Sridhar Subramonyan has assisted several international companies to establish their businesses successfully in India. He leads a well-qualified and motivated team in business development and market research. Sridhar strongly believes in teamwork and that an organization’s strength is dependent on the investment made in training, motivating and mentoring its key resource – its people. He holds an MBA in Management Information Systems (MIS) from the Maastricht School of Management, the Netherlands.

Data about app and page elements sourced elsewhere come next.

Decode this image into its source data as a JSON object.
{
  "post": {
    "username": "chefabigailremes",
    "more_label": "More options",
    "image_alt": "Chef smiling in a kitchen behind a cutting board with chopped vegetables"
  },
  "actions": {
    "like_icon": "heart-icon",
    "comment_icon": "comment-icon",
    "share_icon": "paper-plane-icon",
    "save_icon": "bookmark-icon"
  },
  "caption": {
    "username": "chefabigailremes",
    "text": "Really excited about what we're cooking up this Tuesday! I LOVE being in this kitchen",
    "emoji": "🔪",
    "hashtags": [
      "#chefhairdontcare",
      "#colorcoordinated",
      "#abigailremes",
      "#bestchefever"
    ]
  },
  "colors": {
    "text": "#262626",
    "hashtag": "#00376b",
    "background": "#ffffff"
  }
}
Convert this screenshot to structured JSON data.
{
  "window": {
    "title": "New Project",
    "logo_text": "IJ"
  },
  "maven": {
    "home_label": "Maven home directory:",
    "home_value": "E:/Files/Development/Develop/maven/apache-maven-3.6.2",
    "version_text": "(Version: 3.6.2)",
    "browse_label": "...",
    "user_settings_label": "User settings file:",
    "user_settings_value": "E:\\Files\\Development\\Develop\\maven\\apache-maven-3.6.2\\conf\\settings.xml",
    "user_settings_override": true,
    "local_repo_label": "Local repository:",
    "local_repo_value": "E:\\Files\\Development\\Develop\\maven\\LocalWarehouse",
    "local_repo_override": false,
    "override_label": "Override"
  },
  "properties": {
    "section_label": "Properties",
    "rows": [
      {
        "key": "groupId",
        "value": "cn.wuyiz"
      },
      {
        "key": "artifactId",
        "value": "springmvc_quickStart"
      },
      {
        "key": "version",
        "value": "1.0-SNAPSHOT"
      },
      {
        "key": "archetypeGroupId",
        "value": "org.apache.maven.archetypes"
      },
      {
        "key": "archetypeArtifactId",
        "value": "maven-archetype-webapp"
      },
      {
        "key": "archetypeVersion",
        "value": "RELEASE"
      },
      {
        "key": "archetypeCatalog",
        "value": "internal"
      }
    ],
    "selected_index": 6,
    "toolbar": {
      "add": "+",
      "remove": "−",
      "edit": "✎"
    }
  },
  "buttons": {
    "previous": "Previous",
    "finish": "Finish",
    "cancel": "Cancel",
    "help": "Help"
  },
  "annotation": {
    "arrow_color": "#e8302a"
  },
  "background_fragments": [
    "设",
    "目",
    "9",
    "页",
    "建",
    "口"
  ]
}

Sharda Subramaniam is the Dy. Chairperson and the office head of IGEP. She has more than 30 years of experience in international trade and development. After graduating at the Delhi University, she got a master degree (MBA) in International Business. Working with national and international organizations, government authorities and business she achieved a deep knowledge in planning, supervision and implementation of projects. As a founding member, she played a decisive role in building IGEP’s structure and reputation. She was directly involved in the strengthened the export performance of several key Indian industries such as textiles, carpets, leather, stones, gems & jewellery and automobile components and was part of the leadership teams of some major trade development initiatives such as the EU funded Trade & Investment Development Program (TIDP). As the Managing Director of the Rugmark Foundation, she assisted the Indian carpet industry to successfully deal with various national and international challenges and to remain as one of the major export-oriented sectors in India. She was also giving direction to international companies in sourcing products from India. This directly helped Indian exporters to maintain their image, reputation and reliability in the highly competitive international markets. The same is to be said for her share in developing social and environmental standards.